[Data about app and page elements]
----
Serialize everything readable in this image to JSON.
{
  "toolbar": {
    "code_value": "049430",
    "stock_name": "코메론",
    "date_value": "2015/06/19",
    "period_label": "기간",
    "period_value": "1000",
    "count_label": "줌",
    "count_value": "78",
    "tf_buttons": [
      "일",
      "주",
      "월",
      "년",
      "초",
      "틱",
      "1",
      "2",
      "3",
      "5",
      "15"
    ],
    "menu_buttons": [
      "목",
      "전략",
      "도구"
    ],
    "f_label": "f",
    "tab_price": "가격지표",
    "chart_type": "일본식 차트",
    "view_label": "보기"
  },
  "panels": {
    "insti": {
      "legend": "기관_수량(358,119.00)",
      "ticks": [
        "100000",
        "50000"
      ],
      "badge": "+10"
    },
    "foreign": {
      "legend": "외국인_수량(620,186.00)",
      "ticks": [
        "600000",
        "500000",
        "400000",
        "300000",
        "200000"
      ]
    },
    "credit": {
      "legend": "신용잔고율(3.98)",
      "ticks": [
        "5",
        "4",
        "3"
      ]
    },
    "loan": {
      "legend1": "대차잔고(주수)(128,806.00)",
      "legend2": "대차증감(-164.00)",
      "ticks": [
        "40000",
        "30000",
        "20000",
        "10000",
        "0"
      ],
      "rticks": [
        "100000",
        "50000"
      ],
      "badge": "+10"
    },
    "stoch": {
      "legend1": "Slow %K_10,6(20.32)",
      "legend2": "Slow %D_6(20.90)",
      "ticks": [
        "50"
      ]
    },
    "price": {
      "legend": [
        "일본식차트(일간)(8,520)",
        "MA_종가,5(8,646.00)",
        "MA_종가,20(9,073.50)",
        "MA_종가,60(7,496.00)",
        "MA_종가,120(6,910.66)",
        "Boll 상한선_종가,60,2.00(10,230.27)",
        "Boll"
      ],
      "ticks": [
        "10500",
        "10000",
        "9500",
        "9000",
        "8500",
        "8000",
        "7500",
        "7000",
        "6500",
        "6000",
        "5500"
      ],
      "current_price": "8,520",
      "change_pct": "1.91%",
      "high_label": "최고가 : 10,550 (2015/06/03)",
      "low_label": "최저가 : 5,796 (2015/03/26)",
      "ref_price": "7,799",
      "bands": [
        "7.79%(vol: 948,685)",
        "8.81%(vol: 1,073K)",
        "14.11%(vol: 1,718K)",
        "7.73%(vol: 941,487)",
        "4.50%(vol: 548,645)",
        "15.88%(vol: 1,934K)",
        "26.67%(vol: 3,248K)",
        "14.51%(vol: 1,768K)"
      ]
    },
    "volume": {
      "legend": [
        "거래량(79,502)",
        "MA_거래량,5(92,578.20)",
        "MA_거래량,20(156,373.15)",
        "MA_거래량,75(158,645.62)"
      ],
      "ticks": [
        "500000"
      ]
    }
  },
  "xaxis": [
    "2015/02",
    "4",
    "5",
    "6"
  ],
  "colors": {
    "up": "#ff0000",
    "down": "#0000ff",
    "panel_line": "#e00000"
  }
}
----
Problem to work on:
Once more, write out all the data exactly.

Written response:
Serialize everything readable in this image to JSON.
{
  "toolbar": {
    "code_value": "049430",
    "stock_name": "코메론",
    "date_value": "2015/06/19",
    "period_label": "기간",
    "period_value": "1000",
    "count_label": "줌",
    "count_value": "78",
    "tf_buttons": [
      "일",
      "주",
      "월",
      "년",
      "초",
      "틱",
      "1",
      "2",
      "3",
      "5",
      "15"
    ],
    "menu_buttons": [
      "목",
      "전략",
      "도구"
    ],
    "f_label": "f",
    "tab_price": "가격지표",
    "chart_type": "일본식 차트",
    "view_label": "보기"
  },
  "panels": {
    "insti": {
      "legend": "기관_수량(358,119.00)",
      "ticks": [
        "100000",
        "50000"
      ],
      "badge": "+10"
    },
    "foreign": {
      "legend": "외국인_수량(620,186.00)",
      "ticks": [
        "600000",
        "500000",
        "400000",
        "300000",
        "200000"
      ]
    },
    "credit": {
      "legend": "신용잔고율(3.98)",
      "ticks": [
        "5",
        "4",
        "3"
      ]
    },
    "loan": {
      "legend1": "대차잔고(주수)(128,806.00)",
      "legend2": "대차증감(-164.00)",
      "ticks": [
        "40000",
        "30000",
        "20000",
        "10000",
        "0"
      ],
      "rticks": [
        "100000",
        "50000"
      ],
      "badge": "+10"
    },
    "stoch": {
      "legend1": "Slow %K_10,6(20.32)",
      "legend2": "Slow %D_6(20.90)",
      "ticks": [
        "50"
      ]
    },
    "price": {
      "legend": [
        "일본식차트(일간)(8,520)",
        "MA_종가,5(8,646.00)",
        "MA_종가,20(9,073.50)",
        "MA_종가,60(7,496.00)",
        "MA_종가,120(6,910.66)",
        "Boll 상한선_종가,60,2.00(10,230.27)",
        "Boll"
      ],
      "ticks": [
        "10500",
        "10000",
        "9500",
        "9000",
        "8500",
        "8000",
        "7500",
        "7000",
        "6500",
        "6000",
        "5500"
      ],
      "current_price": "8,520",
      "change_pct": "1.91%",
      "high_label": "최고가 : 10,550 (2015/06/03)",
      "low_label": "최저가 : 5,796 (2015/03/26)",
      "ref_price": "7,799",
      "bands": [
        "7.79%(vol: 948,685)",
        "8.81%(vol: 1,073K)",
        "14.11%(vol: 1,718K)",
        "7.73%(vol: 941,487)",
        "4.50%(vol: 548,645)",
        "15.88%(vol: 1,934K)",
        "26.67%(vol: 3,248K)",
        "14.51%(vol: 1,768K)"
      ]
    },
    "volume": {
      "legend": [
        "거래량(79,502)",
        "MA_거래량,5(92,578.20)",
        "MA_거래량,20(156,373.15)",
        "MA_거래량,75(158,645.62)"
      ],
      "ticks": [
        "500000"
      ]
    }
  },
  "xaxis": [
    "2015/02",
    "4",
    "5",
    "6"
  ],
  "colors": {
    "up": "#ff0000",
    "down": "#0000ff",
    "panel_line": "#e00000"
  }
}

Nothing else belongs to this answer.